He might be caught, and when caught he could be made to do much heavy work. He who was to catch him had to watch for an opportunity of casting over his head a bridle, on which had been made the sign of the cross. When this was done the creature became quite quiet. He was commonly employed in carrying stones to build a mill or a farm-steading; and, when he was again set free, he took his leave, repeating the words--
[paragraph continues] He could be killed. A blacksmith had a small croft. He sent his wife, family, and cow to the sheeling during summer. When the blacksmith was employed in his work, waterkelpie took advantage of his absence, and paid frequent visits to the sheeling, much to the terror and annoyance of the family. At last the wife told the husband. He resolved to kill him. The wife took fright at the proposal, and tried to dissuade him, under the fear that kelpie would carry him off to his pool, but to no purpose. The smith prepared two long, sharp-pointed spits of iron and repaired to the sheeling. He put a large fire on the hearth, and laid the two spits in it. In a short time kelpie made his appearance as usual. The smith waited his opportunity; and with all his might drove the red-hot spits into the creature's sides. It fell a heap of starch, or something like it.

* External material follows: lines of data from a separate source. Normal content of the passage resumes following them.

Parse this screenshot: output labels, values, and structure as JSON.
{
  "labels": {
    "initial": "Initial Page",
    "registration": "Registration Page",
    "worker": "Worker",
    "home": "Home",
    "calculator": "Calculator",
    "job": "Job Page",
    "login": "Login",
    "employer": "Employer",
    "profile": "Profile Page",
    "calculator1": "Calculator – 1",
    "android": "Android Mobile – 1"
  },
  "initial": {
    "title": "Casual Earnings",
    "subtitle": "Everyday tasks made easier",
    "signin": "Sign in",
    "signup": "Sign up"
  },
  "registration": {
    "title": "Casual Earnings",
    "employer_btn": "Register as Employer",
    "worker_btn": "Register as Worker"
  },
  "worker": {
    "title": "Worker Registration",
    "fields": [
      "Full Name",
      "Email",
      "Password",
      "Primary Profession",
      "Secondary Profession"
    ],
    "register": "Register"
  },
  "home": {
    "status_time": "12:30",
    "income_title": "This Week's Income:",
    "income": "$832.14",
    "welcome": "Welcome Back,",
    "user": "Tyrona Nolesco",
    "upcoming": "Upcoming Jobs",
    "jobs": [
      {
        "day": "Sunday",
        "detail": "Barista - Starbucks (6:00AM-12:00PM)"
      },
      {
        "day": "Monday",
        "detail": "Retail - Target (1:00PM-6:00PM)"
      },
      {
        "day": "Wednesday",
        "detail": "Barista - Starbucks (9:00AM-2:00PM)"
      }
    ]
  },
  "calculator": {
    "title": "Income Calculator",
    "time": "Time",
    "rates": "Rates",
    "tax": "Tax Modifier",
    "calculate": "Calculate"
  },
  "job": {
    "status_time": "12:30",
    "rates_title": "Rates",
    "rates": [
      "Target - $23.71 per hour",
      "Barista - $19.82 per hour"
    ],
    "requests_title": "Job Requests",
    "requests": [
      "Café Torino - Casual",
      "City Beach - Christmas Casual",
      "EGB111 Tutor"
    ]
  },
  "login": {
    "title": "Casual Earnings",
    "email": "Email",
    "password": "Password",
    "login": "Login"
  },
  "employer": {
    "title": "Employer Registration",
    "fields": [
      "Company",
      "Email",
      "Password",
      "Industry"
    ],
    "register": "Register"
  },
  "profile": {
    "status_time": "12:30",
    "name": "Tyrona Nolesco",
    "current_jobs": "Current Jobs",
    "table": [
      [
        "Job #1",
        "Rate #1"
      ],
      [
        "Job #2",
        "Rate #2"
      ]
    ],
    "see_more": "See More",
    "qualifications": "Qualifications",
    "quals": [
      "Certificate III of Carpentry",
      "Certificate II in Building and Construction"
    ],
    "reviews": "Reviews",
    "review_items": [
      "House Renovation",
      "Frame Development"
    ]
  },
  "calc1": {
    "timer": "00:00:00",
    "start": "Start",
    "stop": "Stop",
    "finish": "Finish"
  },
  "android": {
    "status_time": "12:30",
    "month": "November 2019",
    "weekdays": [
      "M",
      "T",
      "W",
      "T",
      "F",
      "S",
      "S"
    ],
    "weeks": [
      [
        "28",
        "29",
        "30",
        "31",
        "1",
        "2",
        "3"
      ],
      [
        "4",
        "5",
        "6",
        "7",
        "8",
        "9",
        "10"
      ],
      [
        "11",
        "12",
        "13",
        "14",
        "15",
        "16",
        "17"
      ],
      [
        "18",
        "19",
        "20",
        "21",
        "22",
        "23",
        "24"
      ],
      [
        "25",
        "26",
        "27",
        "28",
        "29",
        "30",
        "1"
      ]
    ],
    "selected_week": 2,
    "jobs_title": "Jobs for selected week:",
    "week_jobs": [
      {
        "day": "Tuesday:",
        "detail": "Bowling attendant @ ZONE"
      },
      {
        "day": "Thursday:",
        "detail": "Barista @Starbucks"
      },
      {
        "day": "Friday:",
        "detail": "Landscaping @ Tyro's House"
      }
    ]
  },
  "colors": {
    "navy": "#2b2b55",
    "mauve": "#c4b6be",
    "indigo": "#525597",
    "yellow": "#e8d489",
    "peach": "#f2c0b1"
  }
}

A hardy Highlander was returning home on one occasion from a sacrament. He was on horseback. He had charge of a number of horses that were at pasture on the side of a lonely loch. The loch lay in his way home, and he would pass it, and see whether it was all well with the animals. He came upon them all in a huddle, and, to his astonishment, he saw in the midst of them what he thought was a grey horse that did not belong to the herd. He looked, and, in the twinkling of an eye, he saw an old man with long grey hair and a long grey beard. The horse he was riding on immediately started off, and for miles, over rocks and rough road, galloped at full speed till home was reached. 1
In many of the deep pools of the streams and rivers guardian-demons were believed to reside, and it was dangerous to bathe in them. 2
Sometimes, when a castle or mansion was being sacked, a faithful servant or two contrived to rescue the plate-chest, and to cast it into a deep pool in the nearest stream. On one occasion a diver was got to go to the bottom of such a pool to fetch up the plate of the neighbouring castle. He dived, saw the plate-chest, and was preparing to lift it, when the demon ordered him to go to the surface at once, and not to come back. At the same time the demon warned him that, if he did come back, he would forfeit his life. The diver obeyed. When he reached the bank he told what he had seen, and what he had heard. By dint of threats and promises of large reward, he dived again. In a moment or two afterwards his heart and lungs rose and floated on the surface of the water. They had been torn out by the demon of the pool.
It was the common opinion that some rivers and streams were more bloodthirsty than others, and, therefore, seized more victims than their milder companions. When an accident did happen, comparisons of course were drawn between the number that had been drowned in this and the next stream or river, and the stream or river was spoken of with a sort of awe, as if it were bloodthirsty and a living creature.
67:1 Cf. Henderson, pp. 272, 273.
67:2 Songs of the Russian People, pp. 148, 151, 152.